Through Moraine Park Fair Trade College education efforts, IT and Corrections Club students are helping youth “Stay out of Traffic.” The anti-trafficking initiative began this past October when over 130 participants gathered at our Fond du Lac campus for “Make Fond du Lac a Traffic Free Zone.” This event was designed to bring awareness to the crime of trafficking in people for sex or labor globally, nationally, statewide and locally.
When Moraine Park IT and Corrections Clubs students learned about the very scary issue of trafficking of youth and young adults in the Fond du Lac area, they wanted to make a difference and help educate kids, parents and guardians. The students worked together over winter break to come up with a plan to partner with the Boys & Girls Club; the FDL Police Department; and Nancy Irizarry-Beachy, the chair of the Wisconsin Anti-Human Trafficking Consortium.
On March 16, 2017, the Boys & Girls Club hosted a special event with MPTC students presenting to 35+ middle and high school youth and FDL Police Detective Nick Hahn, and Officer Kristina Meilahn, along with Nancy Irizarry-Beachy, presenting to parents, guardians and the general public. It was a very interactive event with youth and adults asking great questions on the dangers happening here in our Fond du Lac area community, and especially learning safe practices for computers, cell phones, social media and apps.

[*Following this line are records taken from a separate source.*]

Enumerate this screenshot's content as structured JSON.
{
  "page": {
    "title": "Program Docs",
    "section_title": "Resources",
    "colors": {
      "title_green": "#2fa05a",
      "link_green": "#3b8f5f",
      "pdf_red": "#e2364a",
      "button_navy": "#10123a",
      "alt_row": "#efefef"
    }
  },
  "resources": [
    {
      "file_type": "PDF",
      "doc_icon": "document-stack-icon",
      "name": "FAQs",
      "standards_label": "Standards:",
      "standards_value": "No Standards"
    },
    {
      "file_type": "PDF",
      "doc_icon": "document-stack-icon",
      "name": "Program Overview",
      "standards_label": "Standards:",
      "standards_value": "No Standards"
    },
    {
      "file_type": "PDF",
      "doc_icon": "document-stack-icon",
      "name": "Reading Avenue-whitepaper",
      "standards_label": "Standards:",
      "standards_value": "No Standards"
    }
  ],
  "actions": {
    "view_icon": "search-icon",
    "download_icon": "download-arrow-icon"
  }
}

We are pleased to present a one hour video summary of the Stay Out of Traffic program
Figures on human trafficking globally show that 20.9 million people are victims of forced labor and human trafficking and 5.5 million of those are children. In the last UN Trafficking in Persons report, it was determined that the percentage of children being trafficked is on the rise.
Sex trafficking of children and youth is growing nationally and in Wisconsin. In the experience of our local law enforcement and service providers, sex trafficking of minors is occurring throughout the Fond du Lac area and up and down the Highway 41 corridor. In addition to trauma and sexual abuse, children and youth who are sex trafficked experience coercion, physical violence and many times drug addiction, from the traffickers and from the “johns” who purchase sex. Young people with current or past history of child abuse, being homeless, runaway, and not having a good support system are especially at risk.